The musical genre is a favorite of mine, and while one can argue that most Bollywood (or Indian) cinema comes under this category, The Archies falls under the more American definition of these films. Nobody breaks out of character and changes 500 costumes within a dance number, but they do start dancing in posh diners where the protagonist can’t afford the food. There’s nothing innately wrong with the plot of The Archies, but it’s the execution that makes it feel all over the place and very disjointed. One second you’re watching Archie fall in love with Betty, and the next you’re watching the Lodges make their big redevelopment plans. While the big dance numbers, specifically the one with the skates and “Va Va Voom,” are thoroughly enjoyable (the best moments in the film, really), added to the mix are what feels like 100 English tracks to just make it fit the genre mold and drag on the storyline. There’s, of course, no denying that Zoya Akhtar still manages to take you to another world with stunning sets, perfect costumes, and great music. I would love to spend hours in Cooper’s bookstore or walk barefoot on the grass of Green Park.
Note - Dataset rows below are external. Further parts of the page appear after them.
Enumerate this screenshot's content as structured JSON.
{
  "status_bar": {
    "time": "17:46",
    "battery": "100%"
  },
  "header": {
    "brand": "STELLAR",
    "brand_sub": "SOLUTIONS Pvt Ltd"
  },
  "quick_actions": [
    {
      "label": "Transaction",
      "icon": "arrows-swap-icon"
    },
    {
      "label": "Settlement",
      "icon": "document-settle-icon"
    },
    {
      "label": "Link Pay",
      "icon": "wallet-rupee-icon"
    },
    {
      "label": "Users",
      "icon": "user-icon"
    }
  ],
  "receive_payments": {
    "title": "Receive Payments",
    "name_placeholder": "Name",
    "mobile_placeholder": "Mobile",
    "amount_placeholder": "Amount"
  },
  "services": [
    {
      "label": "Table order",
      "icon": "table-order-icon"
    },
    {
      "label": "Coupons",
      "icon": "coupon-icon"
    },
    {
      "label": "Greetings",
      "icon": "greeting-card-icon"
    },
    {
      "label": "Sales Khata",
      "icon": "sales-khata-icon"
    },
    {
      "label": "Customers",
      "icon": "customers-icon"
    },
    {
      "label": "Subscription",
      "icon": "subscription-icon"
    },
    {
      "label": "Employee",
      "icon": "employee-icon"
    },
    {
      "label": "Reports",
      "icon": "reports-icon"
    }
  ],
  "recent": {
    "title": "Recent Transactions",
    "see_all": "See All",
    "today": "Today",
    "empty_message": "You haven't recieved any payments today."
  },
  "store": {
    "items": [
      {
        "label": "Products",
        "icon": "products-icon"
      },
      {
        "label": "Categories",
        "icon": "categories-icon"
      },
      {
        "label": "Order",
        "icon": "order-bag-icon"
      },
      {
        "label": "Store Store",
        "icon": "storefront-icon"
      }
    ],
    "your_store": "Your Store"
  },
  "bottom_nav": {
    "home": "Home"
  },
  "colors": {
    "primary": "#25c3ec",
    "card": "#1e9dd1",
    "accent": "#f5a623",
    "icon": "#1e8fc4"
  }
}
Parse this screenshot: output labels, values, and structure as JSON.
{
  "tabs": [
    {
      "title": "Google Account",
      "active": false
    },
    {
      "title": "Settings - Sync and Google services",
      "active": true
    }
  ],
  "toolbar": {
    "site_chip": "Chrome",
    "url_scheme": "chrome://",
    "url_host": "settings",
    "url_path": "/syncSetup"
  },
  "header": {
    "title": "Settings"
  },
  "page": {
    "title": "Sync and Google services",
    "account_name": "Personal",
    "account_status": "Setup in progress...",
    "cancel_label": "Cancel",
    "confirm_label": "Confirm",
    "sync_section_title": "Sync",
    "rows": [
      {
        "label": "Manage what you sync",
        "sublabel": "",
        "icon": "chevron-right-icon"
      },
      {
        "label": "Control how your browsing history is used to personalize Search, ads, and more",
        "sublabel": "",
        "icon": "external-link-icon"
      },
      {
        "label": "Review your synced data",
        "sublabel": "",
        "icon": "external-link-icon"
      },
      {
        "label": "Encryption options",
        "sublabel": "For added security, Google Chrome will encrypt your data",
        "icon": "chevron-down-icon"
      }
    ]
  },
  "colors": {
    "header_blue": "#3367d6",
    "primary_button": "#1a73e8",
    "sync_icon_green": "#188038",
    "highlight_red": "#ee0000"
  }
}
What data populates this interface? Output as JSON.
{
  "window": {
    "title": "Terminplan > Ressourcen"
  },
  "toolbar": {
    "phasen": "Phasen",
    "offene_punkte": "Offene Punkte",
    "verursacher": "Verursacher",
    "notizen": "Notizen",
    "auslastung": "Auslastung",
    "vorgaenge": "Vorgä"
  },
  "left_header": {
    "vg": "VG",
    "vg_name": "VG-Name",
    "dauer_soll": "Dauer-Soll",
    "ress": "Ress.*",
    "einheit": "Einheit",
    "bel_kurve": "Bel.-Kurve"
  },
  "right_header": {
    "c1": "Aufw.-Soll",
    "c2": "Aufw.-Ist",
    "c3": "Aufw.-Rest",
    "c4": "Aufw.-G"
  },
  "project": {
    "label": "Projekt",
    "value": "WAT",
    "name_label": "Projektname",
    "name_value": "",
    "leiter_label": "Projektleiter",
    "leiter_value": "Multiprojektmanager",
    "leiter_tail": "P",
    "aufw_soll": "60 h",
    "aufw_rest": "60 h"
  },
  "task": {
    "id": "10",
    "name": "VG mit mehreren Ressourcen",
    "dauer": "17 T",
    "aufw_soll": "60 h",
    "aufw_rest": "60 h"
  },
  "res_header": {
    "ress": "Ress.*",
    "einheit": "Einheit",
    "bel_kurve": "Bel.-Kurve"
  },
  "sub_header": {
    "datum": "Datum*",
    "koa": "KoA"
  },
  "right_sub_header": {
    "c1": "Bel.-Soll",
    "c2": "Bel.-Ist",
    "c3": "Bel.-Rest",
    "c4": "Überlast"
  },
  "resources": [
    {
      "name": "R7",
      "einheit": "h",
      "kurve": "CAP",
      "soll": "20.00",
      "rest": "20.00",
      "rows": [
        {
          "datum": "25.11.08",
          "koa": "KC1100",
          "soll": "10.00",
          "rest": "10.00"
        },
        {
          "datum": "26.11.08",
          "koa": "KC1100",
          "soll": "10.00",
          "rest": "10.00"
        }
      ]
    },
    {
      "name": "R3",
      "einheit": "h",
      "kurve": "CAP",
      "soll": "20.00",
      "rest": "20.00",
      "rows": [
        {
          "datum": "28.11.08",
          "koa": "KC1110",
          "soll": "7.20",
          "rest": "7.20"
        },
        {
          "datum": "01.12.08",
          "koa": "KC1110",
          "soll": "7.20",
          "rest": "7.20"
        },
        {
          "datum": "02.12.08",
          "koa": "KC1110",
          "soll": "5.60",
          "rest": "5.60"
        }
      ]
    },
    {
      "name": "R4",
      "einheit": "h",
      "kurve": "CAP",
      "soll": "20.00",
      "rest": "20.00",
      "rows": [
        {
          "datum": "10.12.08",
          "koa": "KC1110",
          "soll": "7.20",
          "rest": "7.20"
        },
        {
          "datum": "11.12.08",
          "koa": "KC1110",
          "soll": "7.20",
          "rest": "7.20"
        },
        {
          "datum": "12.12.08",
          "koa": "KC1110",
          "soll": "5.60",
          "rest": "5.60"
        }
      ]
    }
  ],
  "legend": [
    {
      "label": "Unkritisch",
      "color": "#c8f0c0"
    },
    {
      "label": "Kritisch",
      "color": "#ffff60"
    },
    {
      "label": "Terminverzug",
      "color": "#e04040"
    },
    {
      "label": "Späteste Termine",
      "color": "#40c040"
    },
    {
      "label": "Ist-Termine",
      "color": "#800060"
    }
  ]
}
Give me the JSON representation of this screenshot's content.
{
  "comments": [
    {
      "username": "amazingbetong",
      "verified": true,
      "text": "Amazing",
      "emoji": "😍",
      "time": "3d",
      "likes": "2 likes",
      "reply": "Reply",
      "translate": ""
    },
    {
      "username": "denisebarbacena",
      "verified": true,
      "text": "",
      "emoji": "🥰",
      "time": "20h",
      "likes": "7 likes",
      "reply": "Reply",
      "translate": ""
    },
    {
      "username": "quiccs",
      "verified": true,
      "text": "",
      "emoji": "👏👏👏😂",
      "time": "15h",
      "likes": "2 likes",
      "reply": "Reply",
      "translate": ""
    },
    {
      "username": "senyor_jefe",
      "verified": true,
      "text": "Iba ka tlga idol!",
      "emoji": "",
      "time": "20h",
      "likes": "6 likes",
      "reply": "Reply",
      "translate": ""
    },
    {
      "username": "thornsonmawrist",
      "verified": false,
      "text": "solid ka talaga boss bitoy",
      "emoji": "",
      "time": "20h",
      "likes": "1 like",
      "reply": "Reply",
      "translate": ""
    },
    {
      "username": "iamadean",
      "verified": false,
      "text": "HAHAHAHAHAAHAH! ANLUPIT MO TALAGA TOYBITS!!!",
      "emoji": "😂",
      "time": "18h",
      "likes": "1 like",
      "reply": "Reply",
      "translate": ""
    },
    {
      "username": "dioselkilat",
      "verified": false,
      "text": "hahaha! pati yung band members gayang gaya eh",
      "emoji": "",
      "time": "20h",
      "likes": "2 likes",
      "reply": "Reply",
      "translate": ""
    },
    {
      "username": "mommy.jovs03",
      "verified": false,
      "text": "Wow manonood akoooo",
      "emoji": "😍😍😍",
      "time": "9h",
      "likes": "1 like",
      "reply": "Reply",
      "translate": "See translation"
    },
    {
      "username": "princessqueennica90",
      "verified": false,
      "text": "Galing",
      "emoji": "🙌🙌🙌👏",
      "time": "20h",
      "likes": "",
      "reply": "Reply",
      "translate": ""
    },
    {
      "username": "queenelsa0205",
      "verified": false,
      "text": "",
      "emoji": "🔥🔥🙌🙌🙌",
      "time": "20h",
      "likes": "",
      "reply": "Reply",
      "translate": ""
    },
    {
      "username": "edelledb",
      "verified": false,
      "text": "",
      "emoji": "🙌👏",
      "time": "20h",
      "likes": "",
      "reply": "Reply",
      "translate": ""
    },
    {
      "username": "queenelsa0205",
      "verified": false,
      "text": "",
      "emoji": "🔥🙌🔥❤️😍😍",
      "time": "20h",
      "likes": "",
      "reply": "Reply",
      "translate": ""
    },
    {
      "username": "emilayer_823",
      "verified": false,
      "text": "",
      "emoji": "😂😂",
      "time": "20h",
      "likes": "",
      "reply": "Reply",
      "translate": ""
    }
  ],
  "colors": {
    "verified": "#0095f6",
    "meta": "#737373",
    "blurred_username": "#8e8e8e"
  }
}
Maybe it is the fact that this is a film mostly about teens, something Akhtar hasn’t quite done before. While it is an advantage that this is a period film and their dialogue can be stiff, they also appear to be more like modern teens than those of the 1960s. Somewhere in the middle of the film, it becomes rather apparent that there was confusion between wanting to deliver a message and just making a fluff-fest with pretty faces, great music, and a decent story. The latter being my expectation of the film, which I believe could’ve been more fun and true to Akhtar’s style. At the end of the day, what seems to be lacking in The Archies is a personal flair, something that Akhtar, as we know, is fantastic at presenting. Is it the source material that stilted her, or the pressure of it all? We may never know. The Archies is a forgettable mess that’s too long and somewhat boring. On the other hand, if you want to have a laugh, you could pick it apart with friends or your siblings to make for a fun experience. I’d give The Archies 2.5 out of 5 stars, the .5 for effort and Vedang Raina’s “Grease” hair.